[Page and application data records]

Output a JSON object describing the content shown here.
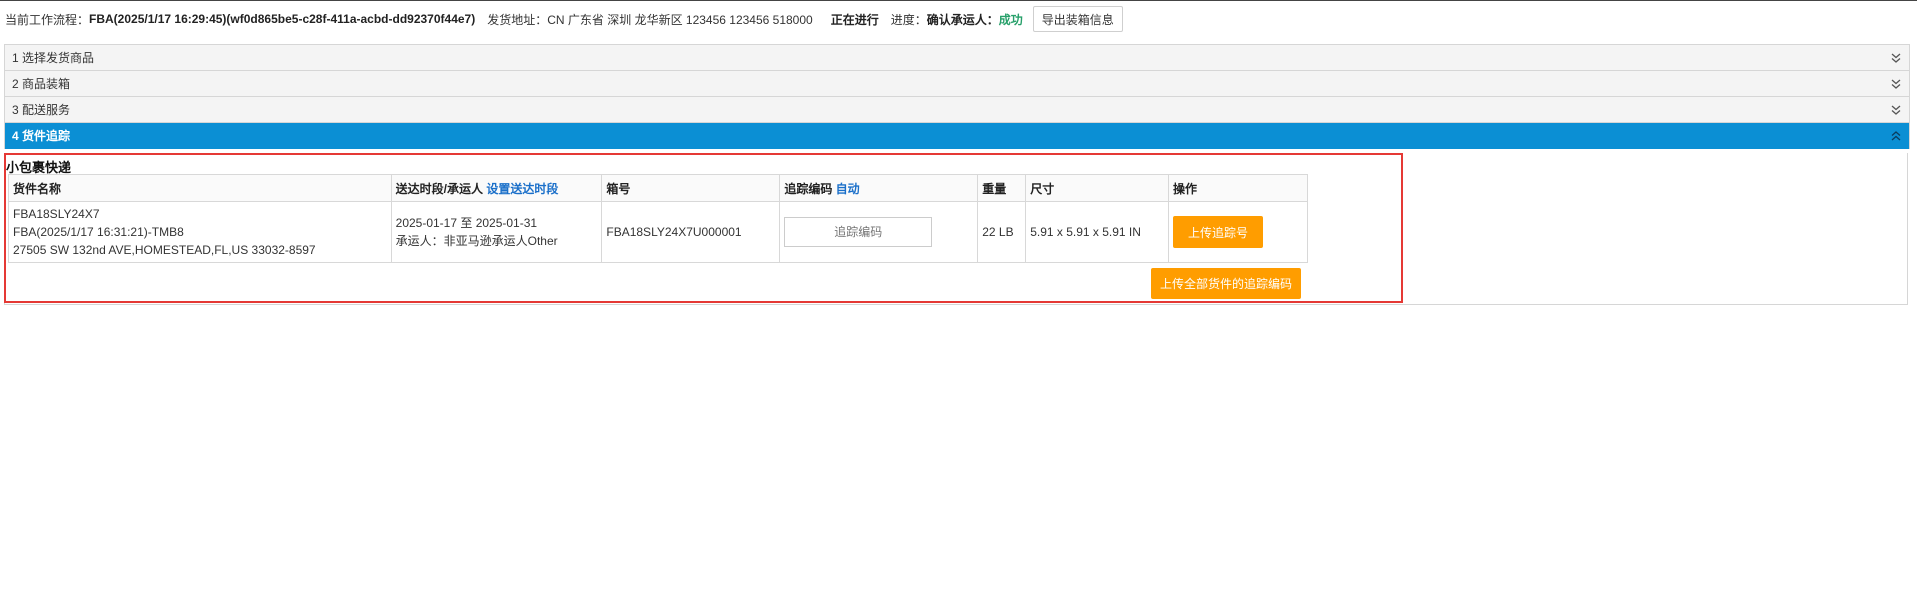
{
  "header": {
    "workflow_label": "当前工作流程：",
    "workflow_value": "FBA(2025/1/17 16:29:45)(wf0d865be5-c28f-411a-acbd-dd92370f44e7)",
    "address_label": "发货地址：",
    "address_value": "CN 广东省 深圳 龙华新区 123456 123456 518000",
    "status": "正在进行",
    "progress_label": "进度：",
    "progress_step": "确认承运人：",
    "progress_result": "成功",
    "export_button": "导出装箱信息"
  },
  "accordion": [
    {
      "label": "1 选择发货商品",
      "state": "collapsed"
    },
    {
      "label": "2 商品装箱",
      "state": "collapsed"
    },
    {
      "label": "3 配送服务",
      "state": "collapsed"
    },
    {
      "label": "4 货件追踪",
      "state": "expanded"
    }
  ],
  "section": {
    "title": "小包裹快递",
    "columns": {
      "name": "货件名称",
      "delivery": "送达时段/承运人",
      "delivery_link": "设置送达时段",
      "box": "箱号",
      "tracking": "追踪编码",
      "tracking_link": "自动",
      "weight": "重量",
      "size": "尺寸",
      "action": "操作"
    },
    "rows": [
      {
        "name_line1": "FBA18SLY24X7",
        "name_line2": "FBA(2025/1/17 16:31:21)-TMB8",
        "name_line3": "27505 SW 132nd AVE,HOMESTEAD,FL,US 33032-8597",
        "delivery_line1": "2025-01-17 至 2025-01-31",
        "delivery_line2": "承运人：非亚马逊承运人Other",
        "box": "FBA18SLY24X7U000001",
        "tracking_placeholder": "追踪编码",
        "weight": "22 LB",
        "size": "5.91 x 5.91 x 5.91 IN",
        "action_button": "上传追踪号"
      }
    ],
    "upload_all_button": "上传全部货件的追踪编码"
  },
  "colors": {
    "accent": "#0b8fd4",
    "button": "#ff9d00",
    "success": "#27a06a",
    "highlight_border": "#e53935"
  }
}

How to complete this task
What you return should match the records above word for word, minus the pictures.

Solution for this exercise
Output a JSON object describing the content shown here.
{
  "header": {
    "workflow_label": "当前工作流程：",
    "workflow_value": "FBA(2025/1/17 16:29:45)(wf0d865be5-c28f-411a-acbd-dd92370f44e7)",
    "address_label": "发货地址：",
    "address_value": "CN 广东省 深圳 龙华新区 123456 123456 518000",
    "status": "正在进行",
    "progress_label": "进度：",
    "progress_step": "确认承运人：",
    "progress_result": "成功",
    "export_button": "导出装箱信息"
  },
  "accordion": [
    {
      "label": "1 选择发货商品",
      "state": "collapsed"
    },
    {
      "label": "2 商品装箱",
      "state": "collapsed"
    },
    {
      "label": "3 配送服务",
      "state": "collapsed"
    },
    {
      "label": "4 货件追踪",
      "state": "expanded"
    }
  ],
  "section": {
    "title": "小包裹快递",
    "columns": {
      "name": "货件名称",
      "delivery": "送达时段/承运人",
      "delivery_link": "设置送达时段",
      "box": "箱号",
      "tracking": "追踪编码",
      "tracking_link": "自动",
      "weight": "重量",
      "size": "尺寸",
      "action": "操作"
    },
    "rows": [
      {
        "name_line1": "FBA18SLY24X7",
        "name_line2": "FBA(2025/1/17 16:31:21)-TMB8",
        "name_line3": "27505 SW 132nd AVE,HOMESTEAD,FL,US 33032-8597",
        "delivery_line1": "2025-01-17 至 2025-01-31",
        "delivery_line2": "承运人：非亚马逊承运人Other",
        "box": "FBA18SLY24X7U000001",
        "tracking_placeholder": "追踪编码",
        "weight": "22 LB",
        "size": "5.91 x 5.91 x 5.91 IN",
        "action_button": "上传追踪号"
      }
    ],
    "upload_all_button": "上传全部货件的追踪编码"
  },
  "colors": {
    "accent": "#0b8fd4",
    "button": "#ff9d00",
    "success": "#27a06a",
    "highlight_border": "#e53935"
  }
}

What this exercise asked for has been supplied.